** DATA TO USE follows **

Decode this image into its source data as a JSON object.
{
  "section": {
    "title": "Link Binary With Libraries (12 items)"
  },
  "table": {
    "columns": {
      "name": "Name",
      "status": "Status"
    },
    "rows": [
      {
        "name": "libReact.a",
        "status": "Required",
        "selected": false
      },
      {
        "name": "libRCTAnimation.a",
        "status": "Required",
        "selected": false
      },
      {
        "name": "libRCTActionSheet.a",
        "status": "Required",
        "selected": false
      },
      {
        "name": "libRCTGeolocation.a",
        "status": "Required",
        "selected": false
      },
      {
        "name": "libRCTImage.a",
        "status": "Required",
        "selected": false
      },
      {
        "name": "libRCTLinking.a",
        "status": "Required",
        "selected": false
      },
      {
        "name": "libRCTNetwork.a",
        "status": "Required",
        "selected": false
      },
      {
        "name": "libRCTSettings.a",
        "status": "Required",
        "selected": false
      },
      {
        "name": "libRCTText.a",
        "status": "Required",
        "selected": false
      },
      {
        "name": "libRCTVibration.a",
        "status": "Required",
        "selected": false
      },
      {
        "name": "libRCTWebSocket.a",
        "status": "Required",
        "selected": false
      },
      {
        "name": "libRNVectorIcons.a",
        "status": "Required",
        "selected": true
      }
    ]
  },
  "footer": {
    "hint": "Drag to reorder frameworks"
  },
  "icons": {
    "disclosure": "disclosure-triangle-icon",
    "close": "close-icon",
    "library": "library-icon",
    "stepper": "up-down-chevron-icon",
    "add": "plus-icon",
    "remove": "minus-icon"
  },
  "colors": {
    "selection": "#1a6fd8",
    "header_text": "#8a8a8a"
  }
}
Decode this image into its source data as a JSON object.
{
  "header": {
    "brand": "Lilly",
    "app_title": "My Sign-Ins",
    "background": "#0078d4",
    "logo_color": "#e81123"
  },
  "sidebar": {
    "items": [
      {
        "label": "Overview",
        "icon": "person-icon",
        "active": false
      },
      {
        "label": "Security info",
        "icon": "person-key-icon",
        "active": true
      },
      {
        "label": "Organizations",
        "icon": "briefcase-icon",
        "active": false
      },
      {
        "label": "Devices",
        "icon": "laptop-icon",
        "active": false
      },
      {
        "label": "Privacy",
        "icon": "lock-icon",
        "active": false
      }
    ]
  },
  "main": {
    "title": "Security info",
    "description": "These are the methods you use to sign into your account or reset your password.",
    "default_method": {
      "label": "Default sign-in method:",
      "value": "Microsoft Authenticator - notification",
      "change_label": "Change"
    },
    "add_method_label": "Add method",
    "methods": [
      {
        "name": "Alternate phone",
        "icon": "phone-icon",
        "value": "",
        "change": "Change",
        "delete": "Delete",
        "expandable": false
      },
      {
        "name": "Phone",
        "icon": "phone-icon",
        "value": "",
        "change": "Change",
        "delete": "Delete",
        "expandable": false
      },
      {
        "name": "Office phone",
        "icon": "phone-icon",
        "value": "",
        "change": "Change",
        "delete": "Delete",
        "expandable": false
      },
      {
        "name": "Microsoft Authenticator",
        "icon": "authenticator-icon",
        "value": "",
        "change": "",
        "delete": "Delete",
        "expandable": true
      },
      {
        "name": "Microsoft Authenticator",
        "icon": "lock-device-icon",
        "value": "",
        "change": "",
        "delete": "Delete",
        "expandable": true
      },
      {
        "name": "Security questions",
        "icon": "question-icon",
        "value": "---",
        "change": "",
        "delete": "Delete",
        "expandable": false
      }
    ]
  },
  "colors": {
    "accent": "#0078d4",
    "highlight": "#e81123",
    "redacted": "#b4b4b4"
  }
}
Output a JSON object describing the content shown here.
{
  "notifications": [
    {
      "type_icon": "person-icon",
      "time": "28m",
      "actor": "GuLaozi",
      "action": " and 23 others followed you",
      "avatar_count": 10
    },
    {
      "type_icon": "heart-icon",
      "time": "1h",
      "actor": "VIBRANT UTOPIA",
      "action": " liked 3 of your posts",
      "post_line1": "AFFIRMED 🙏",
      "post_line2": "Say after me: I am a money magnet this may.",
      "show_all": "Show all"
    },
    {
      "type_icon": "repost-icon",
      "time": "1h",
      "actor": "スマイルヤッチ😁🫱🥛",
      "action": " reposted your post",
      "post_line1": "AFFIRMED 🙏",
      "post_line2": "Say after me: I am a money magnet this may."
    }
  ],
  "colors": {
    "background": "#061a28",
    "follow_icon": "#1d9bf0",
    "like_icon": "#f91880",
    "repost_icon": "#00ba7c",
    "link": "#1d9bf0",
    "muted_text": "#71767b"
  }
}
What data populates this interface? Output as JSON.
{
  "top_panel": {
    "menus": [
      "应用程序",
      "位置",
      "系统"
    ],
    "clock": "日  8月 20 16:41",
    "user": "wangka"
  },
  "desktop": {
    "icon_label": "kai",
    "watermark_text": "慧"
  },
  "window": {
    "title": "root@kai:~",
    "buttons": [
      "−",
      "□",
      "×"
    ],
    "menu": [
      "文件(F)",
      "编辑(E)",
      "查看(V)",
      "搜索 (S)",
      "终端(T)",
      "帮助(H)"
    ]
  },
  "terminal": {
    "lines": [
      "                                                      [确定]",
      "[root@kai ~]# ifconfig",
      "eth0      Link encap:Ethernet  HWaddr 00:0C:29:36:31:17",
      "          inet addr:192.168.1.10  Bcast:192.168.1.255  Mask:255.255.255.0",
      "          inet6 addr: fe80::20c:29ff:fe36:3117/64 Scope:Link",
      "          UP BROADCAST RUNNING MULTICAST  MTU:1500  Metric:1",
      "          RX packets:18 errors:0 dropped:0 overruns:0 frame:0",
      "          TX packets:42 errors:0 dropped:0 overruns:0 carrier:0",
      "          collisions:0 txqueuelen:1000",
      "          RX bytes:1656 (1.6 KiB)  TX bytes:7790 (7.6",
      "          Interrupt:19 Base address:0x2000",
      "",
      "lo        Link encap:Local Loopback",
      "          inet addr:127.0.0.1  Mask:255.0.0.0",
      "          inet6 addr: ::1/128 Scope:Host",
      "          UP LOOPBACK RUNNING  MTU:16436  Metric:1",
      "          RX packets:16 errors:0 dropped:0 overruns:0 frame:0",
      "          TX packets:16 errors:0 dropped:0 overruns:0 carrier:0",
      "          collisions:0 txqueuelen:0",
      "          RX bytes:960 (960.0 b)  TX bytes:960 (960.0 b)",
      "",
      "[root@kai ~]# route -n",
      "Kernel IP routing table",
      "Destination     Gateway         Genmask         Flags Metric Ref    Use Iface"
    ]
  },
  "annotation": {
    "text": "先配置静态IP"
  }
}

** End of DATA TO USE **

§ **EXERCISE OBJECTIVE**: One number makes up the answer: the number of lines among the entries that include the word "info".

§ **ANSWER BOX**: 2